To prolong the life—and effectiveness—of your garden tools, you will want to give them a little TLC now and again. Here's what you need to do.
You will need:
- Paint thinner (also called mineral spirits)
- Rubber gloves
- A few rags
- Fine steel wool (#000)
- A stiff wire brush
- Three-in-One oil and vegetable oil
- 120-grit sandpape
- Boiled linseed oil (you buy it boiled; raw linseed oil takes about nine months to dry)
- A sharpening stone, a flat file and a round file
Secateurs, shears and loppers
If tools are really dirty and rusty, take them apart; use steel wool and a cloth rag saturated with paint thinner to clean blades, removing all traces of sap and plant debris. Buff away rust and stubborn spots with steel wool.
When blades are clean, use a sharpening stone to remove small nicks and restore their keen edge. Most sharpening stones have a coarse side and a fine side. You may have to lubricate the stone with oil or water first—check instructions.
After wetting the coarse side of the stone, which is used first, set it on a flat surface and run the length of the bevel—the part of the blade that angles toward the cutting edge—across the stone, away from you (photo 1), sweeping the entire blade across the stone in one smooth motion. Eight or nine complete passes should be enough. Now add water or oil to the fine side, and finish the blade with five or six sweeps across it.

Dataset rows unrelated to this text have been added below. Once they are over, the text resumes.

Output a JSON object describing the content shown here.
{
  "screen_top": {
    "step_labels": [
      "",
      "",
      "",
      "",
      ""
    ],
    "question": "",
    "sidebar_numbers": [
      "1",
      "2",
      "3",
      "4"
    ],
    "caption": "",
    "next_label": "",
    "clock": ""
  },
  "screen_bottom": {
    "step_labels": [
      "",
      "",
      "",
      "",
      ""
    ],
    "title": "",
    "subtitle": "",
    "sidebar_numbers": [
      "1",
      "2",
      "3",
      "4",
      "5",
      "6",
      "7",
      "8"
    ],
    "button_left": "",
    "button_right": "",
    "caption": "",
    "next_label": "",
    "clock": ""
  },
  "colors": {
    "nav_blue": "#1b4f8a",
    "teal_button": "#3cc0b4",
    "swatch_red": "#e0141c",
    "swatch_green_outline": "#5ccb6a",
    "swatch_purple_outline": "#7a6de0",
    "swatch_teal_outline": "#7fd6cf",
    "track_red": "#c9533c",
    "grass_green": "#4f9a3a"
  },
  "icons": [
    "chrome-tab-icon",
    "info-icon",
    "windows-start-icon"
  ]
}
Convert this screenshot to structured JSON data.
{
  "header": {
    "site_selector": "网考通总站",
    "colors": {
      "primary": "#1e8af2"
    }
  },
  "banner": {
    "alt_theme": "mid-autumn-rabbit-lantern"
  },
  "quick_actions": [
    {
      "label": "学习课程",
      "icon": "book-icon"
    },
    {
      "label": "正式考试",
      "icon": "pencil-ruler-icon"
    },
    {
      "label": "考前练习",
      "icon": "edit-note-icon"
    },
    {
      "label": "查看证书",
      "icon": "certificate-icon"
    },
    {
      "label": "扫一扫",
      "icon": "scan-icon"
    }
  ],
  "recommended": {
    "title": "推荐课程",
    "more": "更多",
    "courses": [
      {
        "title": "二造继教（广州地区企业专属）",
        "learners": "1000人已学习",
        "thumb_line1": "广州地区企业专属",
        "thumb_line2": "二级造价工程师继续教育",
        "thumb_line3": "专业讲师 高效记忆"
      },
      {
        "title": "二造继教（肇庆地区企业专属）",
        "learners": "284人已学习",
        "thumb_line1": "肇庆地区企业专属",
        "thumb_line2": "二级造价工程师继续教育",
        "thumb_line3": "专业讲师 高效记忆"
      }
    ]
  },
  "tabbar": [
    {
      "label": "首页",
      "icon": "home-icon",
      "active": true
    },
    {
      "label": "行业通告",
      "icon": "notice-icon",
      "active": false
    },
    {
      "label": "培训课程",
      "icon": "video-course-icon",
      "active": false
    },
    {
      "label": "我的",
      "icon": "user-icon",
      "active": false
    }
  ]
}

Before reassembling the tool, work a couple of drops of Three-in-One oil into hard-to-get-at spots—such as the inside faces of the blades where they bolt together. Then, once assembled, coat blades with a thin layer of vegetable oil to prevent rusting.
If the tool's handles are made of unfinished wood (though most today are made of moulded plastic), use sandpaper to remove dirt and small splinters; then use a rag to coat them with boiled linseed oil, to keep them from drying out and cracking.
If the handles are painted, lightly sand them to remove dirt and splinters and rough up the existing finish; apply a fresh coat of oil-based paint—preferably in a bright colour, so tools are easy to spot in the garden.
Stay in shape
To keep your tools in good shape throughout the season, thrust shovels and secateurs (any instrument with blades) in a bucket of sand and vegetable oil to clean and lubricate them after every use.
The mixture should be about one part oil to five parts sand and have the texture of oatmeal. Be sure to insert the blades only, however, as the oil-sand mixture may stain the handles and will make rubber grips extremely slippery.